Most home gardeners start out with one variety, as the different fungi require different growing habitats. White button mushrooms grow on composted manure, while oyster mushrooms thrive in straw, and Shiitakes typically do best on hardwood or sawdust.
If your space is limited, start with one variety and grow in batches; however, if you have plenty of space, feel free to go wild and try them all at once! In this article, however, we’ll discuss growing button mushrooms, as these are the most popular amongst home gardeners.
Starting Your Spawn
Mushrooms grow from spores or spawn that can be purchased at a good garden center. If your local garden center doesn’t carry mushroom spawn, there are plenty of mushroom grow bags substrate retailers online who carry an excellent variety.
Set up a growing tray that is at least 6 inches deep, and fill it with a good mushroom compost.
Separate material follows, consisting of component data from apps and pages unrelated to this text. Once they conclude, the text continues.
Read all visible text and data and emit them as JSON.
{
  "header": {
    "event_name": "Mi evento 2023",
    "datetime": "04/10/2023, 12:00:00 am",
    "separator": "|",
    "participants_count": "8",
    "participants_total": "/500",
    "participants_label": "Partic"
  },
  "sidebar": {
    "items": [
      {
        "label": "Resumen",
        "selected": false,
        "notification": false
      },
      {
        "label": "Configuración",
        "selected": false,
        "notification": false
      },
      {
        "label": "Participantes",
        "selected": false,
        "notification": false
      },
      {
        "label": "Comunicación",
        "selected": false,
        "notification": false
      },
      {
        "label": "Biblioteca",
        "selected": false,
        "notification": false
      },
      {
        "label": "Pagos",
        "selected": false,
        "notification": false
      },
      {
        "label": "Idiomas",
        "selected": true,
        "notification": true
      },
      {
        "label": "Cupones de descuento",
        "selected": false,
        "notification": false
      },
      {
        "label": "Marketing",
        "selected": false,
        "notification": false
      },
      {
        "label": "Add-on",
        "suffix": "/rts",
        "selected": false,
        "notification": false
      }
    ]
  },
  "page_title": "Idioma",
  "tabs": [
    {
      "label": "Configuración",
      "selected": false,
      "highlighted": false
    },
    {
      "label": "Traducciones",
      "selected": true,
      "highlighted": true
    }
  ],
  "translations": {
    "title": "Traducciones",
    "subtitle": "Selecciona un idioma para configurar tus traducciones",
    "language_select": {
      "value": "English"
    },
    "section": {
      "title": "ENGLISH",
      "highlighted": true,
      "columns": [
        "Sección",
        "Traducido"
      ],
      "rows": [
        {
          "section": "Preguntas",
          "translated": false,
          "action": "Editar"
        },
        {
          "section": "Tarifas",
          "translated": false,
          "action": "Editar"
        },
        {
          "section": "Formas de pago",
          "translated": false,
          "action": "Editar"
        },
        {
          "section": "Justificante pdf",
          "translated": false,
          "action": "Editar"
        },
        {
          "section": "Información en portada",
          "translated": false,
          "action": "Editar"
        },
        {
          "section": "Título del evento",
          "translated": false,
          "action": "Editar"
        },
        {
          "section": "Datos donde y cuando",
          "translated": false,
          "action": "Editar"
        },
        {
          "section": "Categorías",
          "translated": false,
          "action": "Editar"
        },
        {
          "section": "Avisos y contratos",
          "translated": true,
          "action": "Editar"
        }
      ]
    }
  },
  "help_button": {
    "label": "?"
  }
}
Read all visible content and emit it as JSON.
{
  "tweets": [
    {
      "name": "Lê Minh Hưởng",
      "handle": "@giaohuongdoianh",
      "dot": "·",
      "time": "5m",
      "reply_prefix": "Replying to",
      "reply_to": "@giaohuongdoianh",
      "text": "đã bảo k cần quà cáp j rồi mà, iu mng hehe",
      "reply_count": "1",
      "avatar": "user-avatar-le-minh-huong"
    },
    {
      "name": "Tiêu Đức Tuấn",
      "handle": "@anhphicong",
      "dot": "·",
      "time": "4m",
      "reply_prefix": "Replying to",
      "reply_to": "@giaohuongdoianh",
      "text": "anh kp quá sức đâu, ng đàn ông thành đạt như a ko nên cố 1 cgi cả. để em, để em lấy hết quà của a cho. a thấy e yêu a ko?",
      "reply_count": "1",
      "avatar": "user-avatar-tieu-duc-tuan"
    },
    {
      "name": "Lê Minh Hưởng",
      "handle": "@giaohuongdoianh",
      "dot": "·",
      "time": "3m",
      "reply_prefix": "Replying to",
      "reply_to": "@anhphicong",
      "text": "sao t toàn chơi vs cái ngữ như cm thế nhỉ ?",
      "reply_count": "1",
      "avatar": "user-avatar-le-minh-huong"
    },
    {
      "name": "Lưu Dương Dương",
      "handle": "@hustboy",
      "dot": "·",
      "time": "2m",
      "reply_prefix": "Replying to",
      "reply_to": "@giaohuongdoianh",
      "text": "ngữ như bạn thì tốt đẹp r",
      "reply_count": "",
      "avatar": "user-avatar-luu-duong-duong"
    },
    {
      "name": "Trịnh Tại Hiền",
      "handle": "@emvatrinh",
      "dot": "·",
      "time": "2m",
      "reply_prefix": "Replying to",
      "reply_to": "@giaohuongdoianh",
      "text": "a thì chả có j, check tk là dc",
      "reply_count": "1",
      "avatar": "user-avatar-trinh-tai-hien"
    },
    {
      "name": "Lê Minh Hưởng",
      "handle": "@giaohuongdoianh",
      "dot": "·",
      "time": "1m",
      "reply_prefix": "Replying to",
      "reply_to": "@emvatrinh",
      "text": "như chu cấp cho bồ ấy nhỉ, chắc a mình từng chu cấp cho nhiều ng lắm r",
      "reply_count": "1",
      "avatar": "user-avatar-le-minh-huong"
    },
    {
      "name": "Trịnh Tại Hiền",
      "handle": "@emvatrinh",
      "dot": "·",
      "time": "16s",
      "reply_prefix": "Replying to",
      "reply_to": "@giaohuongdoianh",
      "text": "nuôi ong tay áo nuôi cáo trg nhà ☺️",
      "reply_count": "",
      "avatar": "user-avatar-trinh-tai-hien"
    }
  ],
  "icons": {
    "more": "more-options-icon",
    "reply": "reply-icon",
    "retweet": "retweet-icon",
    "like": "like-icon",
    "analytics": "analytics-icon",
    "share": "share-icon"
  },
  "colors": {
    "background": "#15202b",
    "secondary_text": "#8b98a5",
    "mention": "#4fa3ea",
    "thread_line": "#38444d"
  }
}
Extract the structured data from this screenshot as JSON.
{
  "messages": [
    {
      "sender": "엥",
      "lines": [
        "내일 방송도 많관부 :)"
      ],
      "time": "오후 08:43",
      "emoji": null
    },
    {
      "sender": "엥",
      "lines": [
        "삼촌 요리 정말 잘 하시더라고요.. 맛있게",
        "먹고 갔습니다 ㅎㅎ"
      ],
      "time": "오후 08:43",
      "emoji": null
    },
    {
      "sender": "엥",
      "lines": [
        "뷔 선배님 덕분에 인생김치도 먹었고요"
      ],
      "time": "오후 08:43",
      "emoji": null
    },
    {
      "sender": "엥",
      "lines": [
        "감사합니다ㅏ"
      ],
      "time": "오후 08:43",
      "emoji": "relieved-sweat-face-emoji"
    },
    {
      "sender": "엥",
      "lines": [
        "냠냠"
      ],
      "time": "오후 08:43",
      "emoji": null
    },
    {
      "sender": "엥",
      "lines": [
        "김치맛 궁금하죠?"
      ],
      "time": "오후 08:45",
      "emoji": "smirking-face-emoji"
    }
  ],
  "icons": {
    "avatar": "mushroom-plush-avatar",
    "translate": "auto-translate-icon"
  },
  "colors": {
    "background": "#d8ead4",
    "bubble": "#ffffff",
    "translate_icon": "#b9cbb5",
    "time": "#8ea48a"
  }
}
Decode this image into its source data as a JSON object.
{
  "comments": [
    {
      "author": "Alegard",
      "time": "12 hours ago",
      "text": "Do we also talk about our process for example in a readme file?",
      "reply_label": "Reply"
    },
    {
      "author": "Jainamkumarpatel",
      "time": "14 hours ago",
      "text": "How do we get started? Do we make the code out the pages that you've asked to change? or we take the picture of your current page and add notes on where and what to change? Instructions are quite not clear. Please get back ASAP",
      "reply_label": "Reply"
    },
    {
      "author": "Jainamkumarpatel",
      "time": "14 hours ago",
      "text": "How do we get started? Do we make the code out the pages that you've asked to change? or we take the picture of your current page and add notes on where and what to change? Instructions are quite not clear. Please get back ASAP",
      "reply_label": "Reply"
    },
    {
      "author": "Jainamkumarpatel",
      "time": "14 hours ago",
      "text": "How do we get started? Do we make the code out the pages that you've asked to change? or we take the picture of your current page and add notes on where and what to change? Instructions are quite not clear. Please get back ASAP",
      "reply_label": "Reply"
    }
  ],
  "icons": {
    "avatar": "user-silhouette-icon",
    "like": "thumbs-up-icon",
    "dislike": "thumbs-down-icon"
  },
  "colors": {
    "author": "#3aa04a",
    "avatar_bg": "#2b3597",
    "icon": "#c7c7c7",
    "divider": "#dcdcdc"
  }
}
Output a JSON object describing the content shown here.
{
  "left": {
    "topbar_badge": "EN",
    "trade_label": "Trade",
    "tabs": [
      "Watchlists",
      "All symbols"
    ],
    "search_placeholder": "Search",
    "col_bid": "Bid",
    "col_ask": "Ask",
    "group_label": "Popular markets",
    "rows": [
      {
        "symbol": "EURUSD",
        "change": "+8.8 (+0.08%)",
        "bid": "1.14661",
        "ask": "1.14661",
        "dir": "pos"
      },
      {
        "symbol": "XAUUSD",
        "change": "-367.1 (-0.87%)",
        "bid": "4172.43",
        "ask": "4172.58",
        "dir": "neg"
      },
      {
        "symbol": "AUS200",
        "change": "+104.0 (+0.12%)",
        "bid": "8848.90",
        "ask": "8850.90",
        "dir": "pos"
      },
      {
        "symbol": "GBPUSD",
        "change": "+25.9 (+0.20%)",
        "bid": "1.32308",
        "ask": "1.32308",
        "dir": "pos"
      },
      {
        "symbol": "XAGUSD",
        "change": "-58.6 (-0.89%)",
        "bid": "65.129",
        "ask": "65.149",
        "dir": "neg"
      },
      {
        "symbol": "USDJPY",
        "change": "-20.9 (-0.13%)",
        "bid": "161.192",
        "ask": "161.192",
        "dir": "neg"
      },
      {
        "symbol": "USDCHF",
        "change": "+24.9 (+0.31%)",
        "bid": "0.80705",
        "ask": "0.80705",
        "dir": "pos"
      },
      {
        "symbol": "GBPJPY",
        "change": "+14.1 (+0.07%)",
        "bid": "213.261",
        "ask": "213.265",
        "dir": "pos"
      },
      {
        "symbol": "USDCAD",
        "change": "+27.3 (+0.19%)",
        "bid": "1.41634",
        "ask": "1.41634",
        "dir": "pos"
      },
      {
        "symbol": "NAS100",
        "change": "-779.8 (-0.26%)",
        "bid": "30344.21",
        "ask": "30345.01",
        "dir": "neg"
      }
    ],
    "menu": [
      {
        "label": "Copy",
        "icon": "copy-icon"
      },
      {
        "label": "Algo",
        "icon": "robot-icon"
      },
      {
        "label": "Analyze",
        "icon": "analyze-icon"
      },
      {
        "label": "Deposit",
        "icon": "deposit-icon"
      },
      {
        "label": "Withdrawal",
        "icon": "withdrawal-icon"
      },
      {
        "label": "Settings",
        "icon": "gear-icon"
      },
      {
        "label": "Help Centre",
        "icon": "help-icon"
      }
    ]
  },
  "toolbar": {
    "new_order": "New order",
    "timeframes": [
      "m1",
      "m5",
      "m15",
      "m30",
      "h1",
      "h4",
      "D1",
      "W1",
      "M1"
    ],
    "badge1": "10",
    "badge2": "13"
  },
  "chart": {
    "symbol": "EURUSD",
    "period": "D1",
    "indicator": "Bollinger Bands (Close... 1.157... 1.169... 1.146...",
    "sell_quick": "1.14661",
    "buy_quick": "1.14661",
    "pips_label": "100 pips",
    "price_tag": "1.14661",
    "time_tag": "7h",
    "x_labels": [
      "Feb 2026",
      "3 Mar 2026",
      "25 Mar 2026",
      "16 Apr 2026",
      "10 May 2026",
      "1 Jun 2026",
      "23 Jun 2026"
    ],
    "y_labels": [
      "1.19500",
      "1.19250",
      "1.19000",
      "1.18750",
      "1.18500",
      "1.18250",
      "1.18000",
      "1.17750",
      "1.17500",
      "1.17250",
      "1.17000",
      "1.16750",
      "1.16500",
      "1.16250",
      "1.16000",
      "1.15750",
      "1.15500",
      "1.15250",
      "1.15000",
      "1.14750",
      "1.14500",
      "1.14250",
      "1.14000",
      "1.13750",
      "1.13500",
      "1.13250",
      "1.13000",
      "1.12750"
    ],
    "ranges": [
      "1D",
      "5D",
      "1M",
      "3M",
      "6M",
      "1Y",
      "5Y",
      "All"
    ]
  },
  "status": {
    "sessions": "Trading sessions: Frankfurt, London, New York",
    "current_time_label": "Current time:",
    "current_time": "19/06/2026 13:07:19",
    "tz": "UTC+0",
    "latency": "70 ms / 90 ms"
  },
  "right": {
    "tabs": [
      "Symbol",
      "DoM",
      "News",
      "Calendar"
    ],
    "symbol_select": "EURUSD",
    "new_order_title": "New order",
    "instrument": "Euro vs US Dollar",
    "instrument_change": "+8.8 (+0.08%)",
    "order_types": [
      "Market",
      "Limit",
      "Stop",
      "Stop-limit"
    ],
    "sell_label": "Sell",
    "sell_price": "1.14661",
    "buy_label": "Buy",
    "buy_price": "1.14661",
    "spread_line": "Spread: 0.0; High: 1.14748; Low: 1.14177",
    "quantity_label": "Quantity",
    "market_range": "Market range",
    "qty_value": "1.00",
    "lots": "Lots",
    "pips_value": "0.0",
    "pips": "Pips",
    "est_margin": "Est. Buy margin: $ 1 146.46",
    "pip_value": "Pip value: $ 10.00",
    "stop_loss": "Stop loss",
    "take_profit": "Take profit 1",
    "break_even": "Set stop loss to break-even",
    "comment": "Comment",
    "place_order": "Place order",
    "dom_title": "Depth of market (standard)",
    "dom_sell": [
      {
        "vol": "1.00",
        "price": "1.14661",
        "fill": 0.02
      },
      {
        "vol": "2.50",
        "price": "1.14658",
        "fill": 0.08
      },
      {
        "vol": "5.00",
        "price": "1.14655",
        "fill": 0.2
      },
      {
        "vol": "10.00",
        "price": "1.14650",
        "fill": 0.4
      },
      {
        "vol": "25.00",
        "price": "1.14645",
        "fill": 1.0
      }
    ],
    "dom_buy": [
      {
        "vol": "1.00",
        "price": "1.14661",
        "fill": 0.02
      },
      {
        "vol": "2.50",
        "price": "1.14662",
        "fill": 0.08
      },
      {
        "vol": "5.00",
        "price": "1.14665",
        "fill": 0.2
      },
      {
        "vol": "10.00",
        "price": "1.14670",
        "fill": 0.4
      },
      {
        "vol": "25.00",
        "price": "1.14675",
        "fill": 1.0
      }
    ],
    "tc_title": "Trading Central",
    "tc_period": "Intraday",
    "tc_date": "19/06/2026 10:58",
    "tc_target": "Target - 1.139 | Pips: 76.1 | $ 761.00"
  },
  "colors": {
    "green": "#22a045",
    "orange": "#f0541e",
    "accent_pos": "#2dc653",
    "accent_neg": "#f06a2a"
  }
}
This can be a mix of well-rotted items like straw, hay, chicken litter and cottonseed meal. Most mushroom composts include sphagnum moss peat for consistency. While you can make your own, it might be easiest to buy some pre-mixed.
Wet down your compost so that it’s very moist (but not soggy), then mix in your mushroom spawn. Make sure it’s fully incorporated into the compost, then tamp it all down well with a tray or board.
Let Your Mushrooms Grow
Your trays should be kept at a steady temperature of 65-70 degrees for the next couple weeks. Keep the mixture damp by spraying it down daily with water.
Soon enough, you’ll see a white webbing begin to appear across the manure. That means your mushrooms are sprouting! Cover the surface with a layer of damp peat moss and top it off with moist newspapers. Continue to keep the whole thing damp, and at a steady temperature of 55 degrees.
Sprout, Harvest, and Repeat
After another ten days, you’ll begin to see tiny white mushroom sprouts appearing. Over the next few days, the sprouts will grow into full-sized mushrooms. Once they’re at the size you want, you can start harvesting and using them.